Membership vs. Subscription model: These are the two membership plans that the admin can use for sellers. Admin can tempt the vendors into a membership plan by giving better and profitable features in the plans. In case of membership fee, which is paid once, the revenue is not dependent on the vendor's performance. The vendor understands the amount for the membership comparing it to the reputation and traffic received on the marketplace. They are always looking to sell their goods, showcase their services and stand out in the crowded eCommerce sector. Unlike the commission model, the subscription model does not get benefitted from each transaction. The subscription can be for a customer as well as vendor depending on which revenue model, the admin prefers. By this model, the vendor and customer have the leverage to choose for how long they want to avail it. One of the main advantages of the subscription model is steady monthly revenue and gives a recurring revenue and budget-friendly offers to the customers.

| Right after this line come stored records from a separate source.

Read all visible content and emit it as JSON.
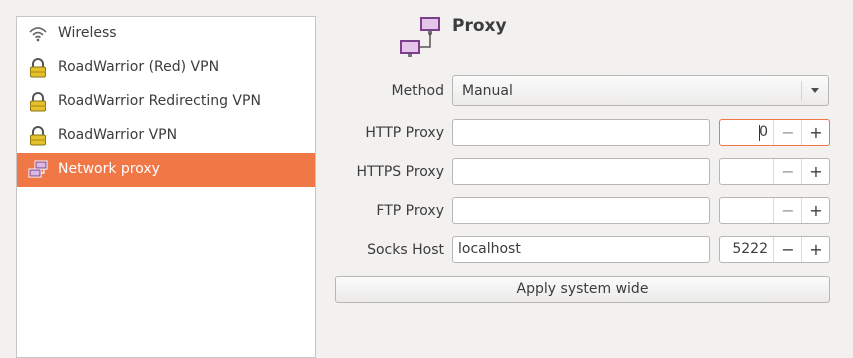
{
  "sidebar": {
    "items": [
      {
        "label": "Wireless",
        "icon": "wireless-icon"
      },
      {
        "label": "RoadWarrior (Red) VPN",
        "icon": "vpn-lock-icon"
      },
      {
        "label": "RoadWarrior Redirecting VPN",
        "icon": "vpn-lock-icon"
      },
      {
        "label": "RoadWarrior VPN",
        "icon": "vpn-lock-icon"
      },
      {
        "label": "Network proxy",
        "icon": "network-proxy-icon",
        "selected": true
      }
    ]
  },
  "header": {
    "title": "Proxy",
    "icon": "network-proxy-icon"
  },
  "form": {
    "method": {
      "label": "Method",
      "value": "Manual"
    },
    "http": {
      "label": "HTTP Proxy",
      "host": "",
      "port": "0"
    },
    "https": {
      "label": "HTTPS Proxy",
      "host": "",
      "port": ""
    },
    "ftp": {
      "label": "FTP Proxy",
      "host": "",
      "port": ""
    },
    "socks": {
      "label": "Socks Host",
      "host": "localhost",
      "port": "5222"
    },
    "spin_minus": "−",
    "spin_plus": "+"
  },
  "apply_button": "Apply system wide",
  "colors": {
    "accent": "#f07746",
    "background": "#f2f1f0"
  }
}
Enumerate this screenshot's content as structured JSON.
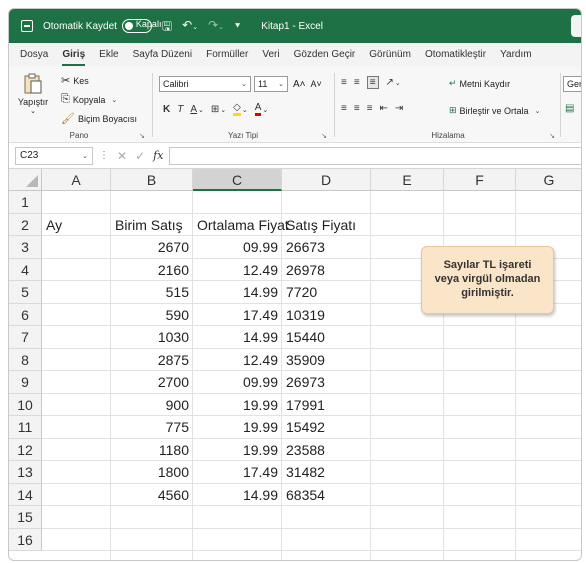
{
  "titlebar": {
    "autosave_label": "Otomatik Kaydet",
    "autosave_state": "Kapalı",
    "document_title": "Kitap1  -  Excel",
    "accent_color": "#1e7145"
  },
  "menu": {
    "tabs": [
      "Dosya",
      "Giriş",
      "Ekle",
      "Sayfa Düzeni",
      "Formüller",
      "Veri",
      "Gözden Geçir",
      "Görünüm",
      "Otomatikleştir",
      "Yardım"
    ],
    "active_tab": "Giriş"
  },
  "ribbon": {
    "clipboard": {
      "paste": "Yapıştır",
      "cut": "Kes",
      "copy": "Kopyala",
      "format_painter": "Biçim Boyacısı",
      "group_title": "Pano"
    },
    "font": {
      "font_name": "Calibri",
      "font_size": "11",
      "bold": "K",
      "italic": "T",
      "underline": "A",
      "grow": "A˄",
      "shrink": "A˅",
      "group_title": "Yazı Tipi"
    },
    "alignment": {
      "wrap_text": "Metni Kaydır",
      "merge_center": "Birleştir ve Ortala",
      "group_title": "Hizalama"
    },
    "number": {
      "format": "Genel"
    }
  },
  "formula_bar": {
    "name_box": "C23",
    "fx": "fx",
    "value": ""
  },
  "sheet": {
    "columns": [
      "A",
      "B",
      "C",
      "D",
      "E",
      "F",
      "G"
    ],
    "selected_column": "C",
    "rows": [
      "1",
      "2",
      "3",
      "4",
      "5",
      "6",
      "7",
      "8",
      "9",
      "10",
      "11",
      "12",
      "13",
      "14",
      "15",
      "16"
    ],
    "headers": {
      "A": "Ay",
      "B": "Birim Satış",
      "C": "Ortalama Fiyat",
      "D": "Satış Fiyatı"
    },
    "data": [
      {
        "B": "2670",
        "C": "09.99",
        "D": "26673"
      },
      {
        "B": "2160",
        "C": "12.49",
        "D": "26978"
      },
      {
        "B": "515",
        "C": "14.99",
        "D": "7720"
      },
      {
        "B": "590",
        "C": "17.49",
        "D": "10319"
      },
      {
        "B": "1030",
        "C": "14.99",
        "D": "15440"
      },
      {
        "B": "2875",
        "C": "12.49",
        "D": "35909"
      },
      {
        "B": "2700",
        "C": "09.99",
        "D": "26973"
      },
      {
        "B": "900",
        "C": "19.99",
        "D": "17991"
      },
      {
        "B": "775",
        "C": "19.99",
        "D": "15492"
      },
      {
        "B": "1180",
        "C": "19.99",
        "D": "23588"
      },
      {
        "B": "1800",
        "C": "17.49",
        "D": "31482"
      },
      {
        "B": "4560",
        "C": "14.99",
        "D": "68354"
      }
    ]
  },
  "callout": {
    "line1": "Sayılar TL işareti",
    "line2": "veya virgül olmadan",
    "line3": "girilmiştir.",
    "background": "#fbe5c8"
  }
}
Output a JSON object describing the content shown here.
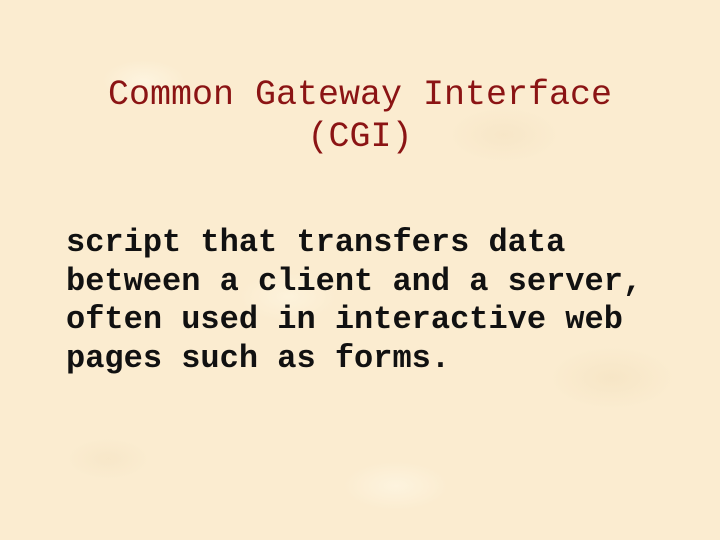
{
  "slide": {
    "title_lines": [
      "Common Gateway Interface",
      "(CGI)"
    ],
    "body_lines": [
      "script that transfers data",
      "between a client and a server,",
      "often used in interactive web",
      "pages such as forms."
    ],
    "colors": {
      "background": "#fbecd0",
      "title": "#8b1414",
      "body": "#111111"
    }
  }
}
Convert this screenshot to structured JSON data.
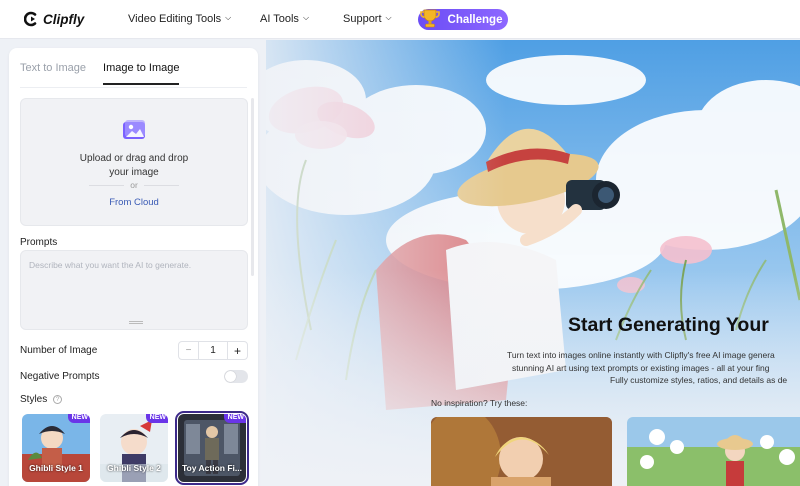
{
  "header": {
    "logo_text": "Clipfly",
    "nav": [
      {
        "label": "Video Editing Tools"
      },
      {
        "label": "AI Tools"
      },
      {
        "label": "Support"
      }
    ],
    "challenge_label": "Challenge"
  },
  "panel": {
    "tabs": [
      {
        "label": "Text to Image",
        "active": false
      },
      {
        "label": "Image to Image",
        "active": true
      }
    ],
    "upload": {
      "line1": "Upload or drag and drop",
      "line2": "your image",
      "or_text": "or",
      "cloud_label": "From Cloud"
    },
    "prompts": {
      "label": "Prompts",
      "placeholder": "Describe what you want the AI to generate.",
      "value": ""
    },
    "number_of_image": {
      "label": "Number of Image",
      "minus": "−",
      "value": "1",
      "plus": "+"
    },
    "negative_prompts": {
      "label": "Negative Prompts",
      "enabled": false
    },
    "styles": {
      "label": "Styles",
      "help_glyph": "?",
      "items": [
        {
          "name": "Ghibli Style 1",
          "badge": "NEW",
          "selected": false
        },
        {
          "name": "Ghibli Style 2",
          "badge": "NEW",
          "selected": false
        },
        {
          "name": "Toy Action Fi...",
          "badge": "NEW",
          "selected": true
        }
      ]
    }
  },
  "hero": {
    "title": "Start Generating Your",
    "desc_lines": [
      "Turn text into images online instantly with Clipfly's free AI image genera",
      "stunning AI art using text prompts or existing images - all at your fing",
      "Fully customize styles, ratios, and details as de"
    ],
    "inspiration_label": "No inspiration? Try these:"
  },
  "colors": {
    "accent": "#6b4df5",
    "link": "#3a5bb5",
    "badge": "#6a35e8"
  }
}
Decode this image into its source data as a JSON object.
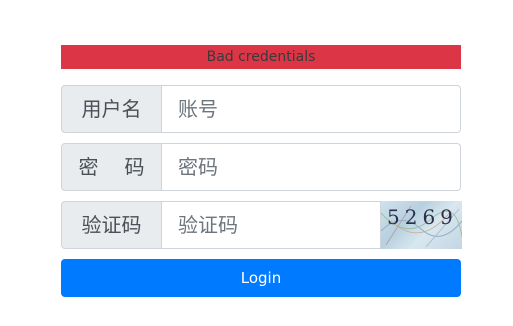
{
  "alert": {
    "message": "Bad credentials",
    "color": "#dc3545"
  },
  "form": {
    "username": {
      "label": "用户名",
      "placeholder": "账号",
      "value": ""
    },
    "password": {
      "label_chars": [
        "密",
        "码"
      ],
      "placeholder": "密码",
      "value": ""
    },
    "captcha": {
      "label": "验证码",
      "placeholder": "验证码",
      "value": "",
      "image_text": "5269"
    },
    "login_label": "Login",
    "accent_color": "#007bff"
  }
}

Private label products: The Marketplace owner can earn revenue by producing and selling their own product on the marketplace. The sheer amount of purchase data gives the marketplace owner a clear and unique advantage when it comes to starting a brand. This is an alternative source of revenue for the marketplace. The owner has to be immensely confident about the quality and customer experience their brand provides.
|Advertising and Membership fees||Fees for banner advertising and other extended listing services on another website such as “opt-in”||High requirement on customer retention and loyalty|

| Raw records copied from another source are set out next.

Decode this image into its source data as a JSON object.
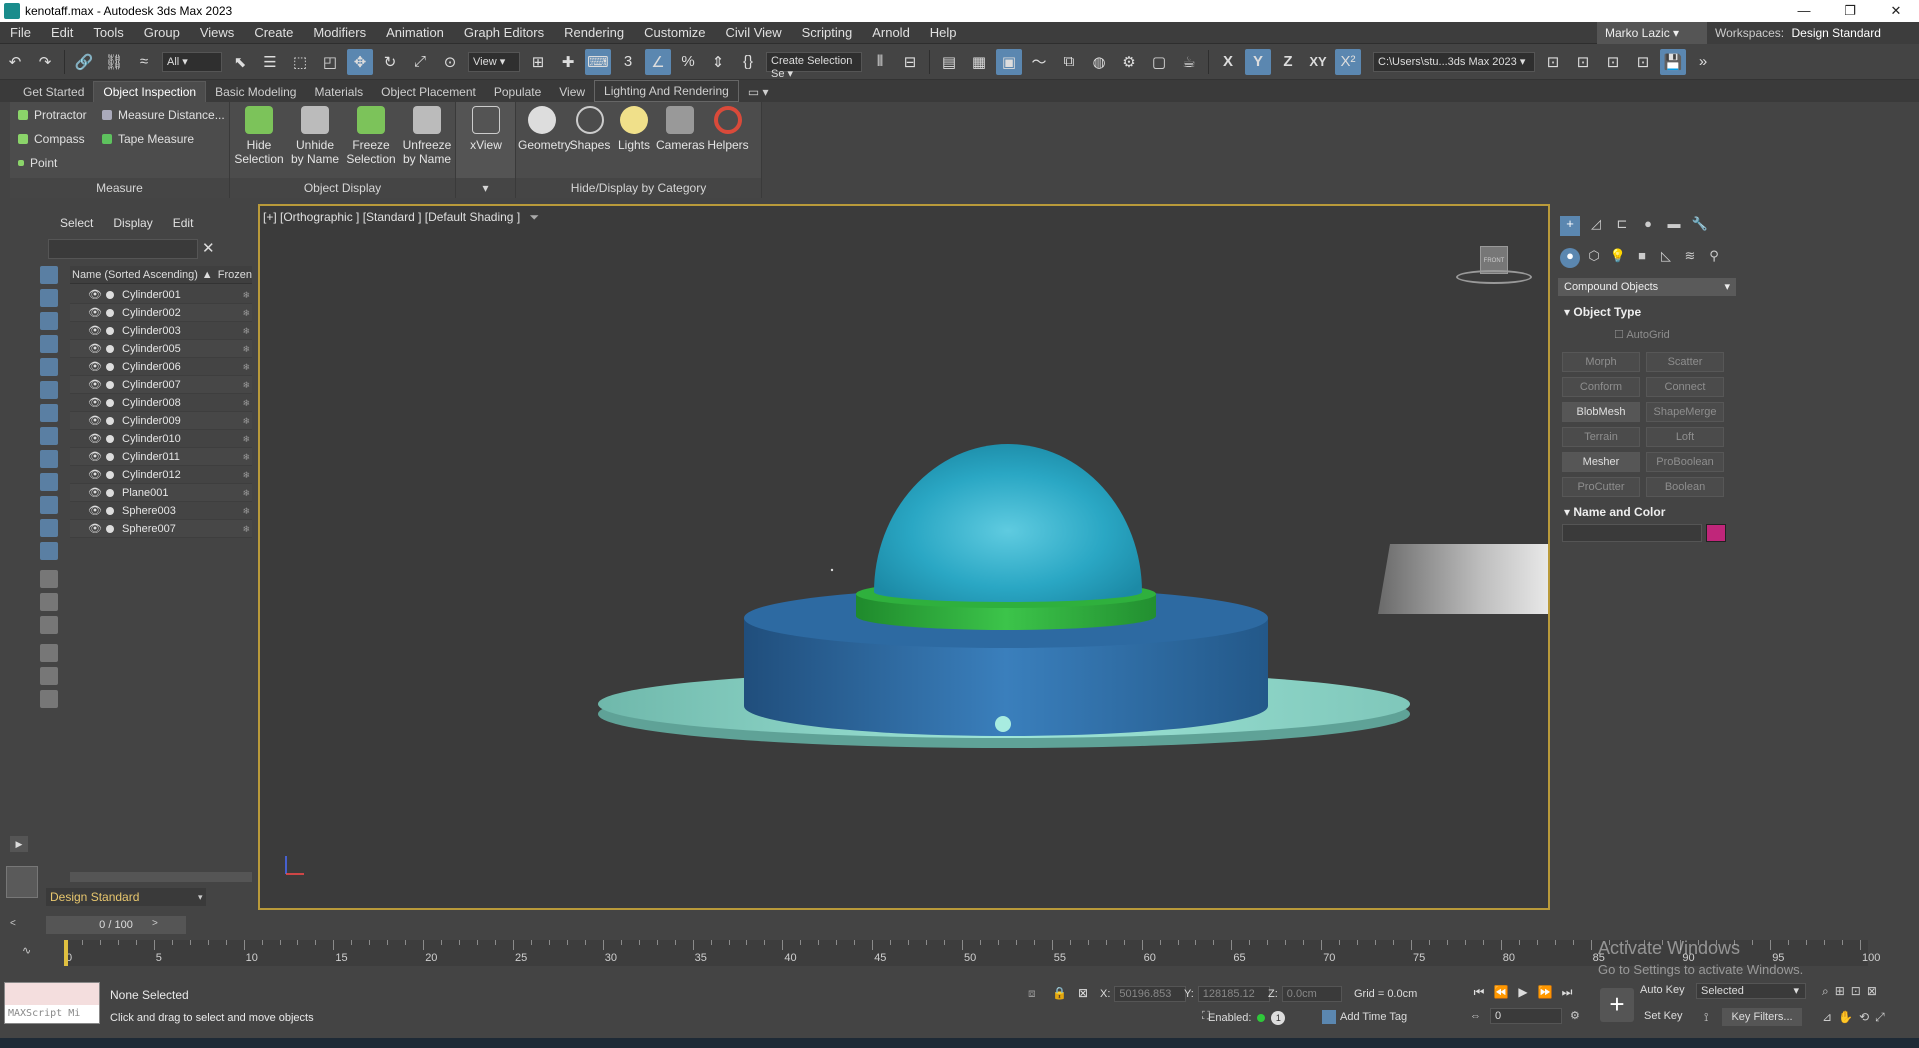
{
  "window": {
    "title": "kenotaff.max - Autodesk 3ds Max 2023",
    "controls": [
      "—",
      "❐",
      "✕"
    ]
  },
  "menu": [
    "File",
    "Edit",
    "Tools",
    "Group",
    "Views",
    "Create",
    "Modifiers",
    "Animation",
    "Graph Editors",
    "Rendering",
    "Customize",
    "Civil View",
    "Scripting",
    "Arnold",
    "Help"
  ],
  "user": {
    "name": "Marko Lazic"
  },
  "workspaces": {
    "label": "Workspaces:",
    "value": "Design Standard"
  },
  "toolbar": {
    "filter": "All",
    "refcoord": "View",
    "selection_set": "Create Selection Se",
    "axes": [
      "X",
      "Y",
      "Z",
      "XY"
    ],
    "path": "C:\\Users\\stu...3ds Max 2023"
  },
  "ribbon": {
    "tabs": [
      "Get Started",
      "Object Inspection",
      "Basic Modeling",
      "Materials",
      "Object Placement",
      "Populate",
      "View",
      "Lighting And Rendering"
    ],
    "active_tab": "Object Inspection",
    "measure": {
      "label": "Measure",
      "items": [
        "Protractor",
        "Measure Distance...",
        "Compass",
        "Tape Measure",
        "Point"
      ]
    },
    "object_display": {
      "label": "Object Display",
      "buttons": [
        "Hide Selection",
        "Unhide by Name",
        "Freeze Selection",
        "Unfreeze by Name"
      ]
    },
    "xview": {
      "label": "xView"
    },
    "hide_display": {
      "label": "Hide/Display by Category",
      "buttons": [
        "Geometry",
        "Shapes",
        "Lights",
        "Cameras",
        "Helpers"
      ]
    }
  },
  "scene_explorer": {
    "tabs": [
      "Select",
      "Display",
      "Edit"
    ],
    "columns": {
      "name": "Name (Sorted Ascending)",
      "frozen": "Frozen"
    },
    "items": [
      "Cylinder001",
      "Cylinder002",
      "Cylinder003",
      "Cylinder005",
      "Cylinder006",
      "Cylinder007",
      "Cylinder008",
      "Cylinder009",
      "Cylinder010",
      "Cylinder011",
      "Cylinder012",
      "Plane001",
      "Sphere003",
      "Sphere007"
    ],
    "workspace": "Design Standard"
  },
  "viewport": {
    "label": "[+] [Orthographic ] [Standard ] [Default Shading ]",
    "viewcube_label": "FRONT"
  },
  "command_panel": {
    "category": "Compound Objects",
    "object_type": {
      "title": "Object Type",
      "autogrid": "AutoGrid",
      "buttons": [
        {
          "label": "Morph",
          "enabled": false
        },
        {
          "label": "Scatter",
          "enabled": false
        },
        {
          "label": "Conform",
          "enabled": false
        },
        {
          "label": "Connect",
          "enabled": false
        },
        {
          "label": "BlobMesh",
          "enabled": true
        },
        {
          "label": "ShapeMerge",
          "enabled": false
        },
        {
          "label": "Terrain",
          "enabled": false
        },
        {
          "label": "Loft",
          "enabled": false
        },
        {
          "label": "Mesher",
          "enabled": true
        },
        {
          "label": "ProBoolean",
          "enabled": false
        },
        {
          "label": "ProCutter",
          "enabled": false
        },
        {
          "label": "Boolean",
          "enabled": false
        }
      ]
    },
    "name_and_color": {
      "title": "Name and Color",
      "color": "#c0267a"
    }
  },
  "timeline": {
    "slider": "0 / 100",
    "labels": [
      "0",
      "5",
      "10",
      "15",
      "20",
      "25",
      "30",
      "35",
      "40",
      "45",
      "50",
      "55",
      "60",
      "65",
      "70",
      "75",
      "80",
      "85",
      "90",
      "95",
      "100"
    ]
  },
  "status": {
    "maxscript": "MAXScript Mi",
    "selection": "None Selected",
    "prompt": "Click and drag to select and move objects",
    "x_label": "X:",
    "x_value": "50196.853",
    "y_label": "Y:",
    "y_value": "128185.12",
    "z_label": "Z:",
    "z_value": "0.0cm",
    "grid": "Grid = 0.0cm",
    "enabled": "Enabled:",
    "add_time_tag": "Add Time Tag",
    "frame": "0",
    "auto_key": "Auto Key",
    "selected": "Selected",
    "set_key": "Set Key",
    "key_filters": "Key Filters..."
  },
  "watermark": {
    "line1": "Activate Windows",
    "line2": "Go to Settings to activate Windows."
  },
  "colors": {
    "sphere": "#2aa7c4",
    "ring": "#2aa53a",
    "cylinder": "#2f6fa8",
    "plate": "#8fd8cc",
    "accent": "#5b87b0"
  }
}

|Posting fee||A fee for each “posting” or order entered into the system||The dilemma of whether to permit free posting initially to encourage volume or whether to charge|
|Revenue sharing||Revenues generated through strategic partnerships with business partners who provide analytics, ratings and news service or publishing their own data and analysis||The electronic market must step up the partnership or provide analysis tools for their data.|
|Software licensing fee||Fee for licensing a sophisticated trading platform with integrated logistics and back-office functionality||The electronic market has to have a huge investment in internal system development|
The first step before building an online marketplace is to know who the prospect is. You need to know what market segments and sub-segments address. Targeting or segmenting the people will mean that you are building your marketplace for the right audience.
First figure out the need for your product and what problems it can solve. Your target market is going to be absolutely dynamic. Begin with answering these questions for finding the right mix of audiences:
Just after this let’s fill in the gap where you can make the biggest difference. You need to target your audience as much as possible to maximize your ROI.
Creating customer profiles with similar characteristics will help in fine-tuning your message from top to bottom. In the case of the B2B marketplace, the major classification of customer groups can be on the occupation, age, location, interests, and income level.
You must have heard about the chicken-egg problem...which came first? Similar is the case for marketplaces. Though the marketplace is one of the most profit-generating businesses in the contemporary eCommerce market. But building a successful marketplace isn’t that easy. Beginning with supply chain management, customer support, and product quality, marketplace reputation to bringing in sellers and the customers on the site a marketplace is a challenging business.
So, in particular, There are two approaches to bring in vendors:
Reaching Industry Vendors
Designate the profit
Hear their voices
Give your business a face
Catch them where they inhabit
throw a net in the sea
Become primary source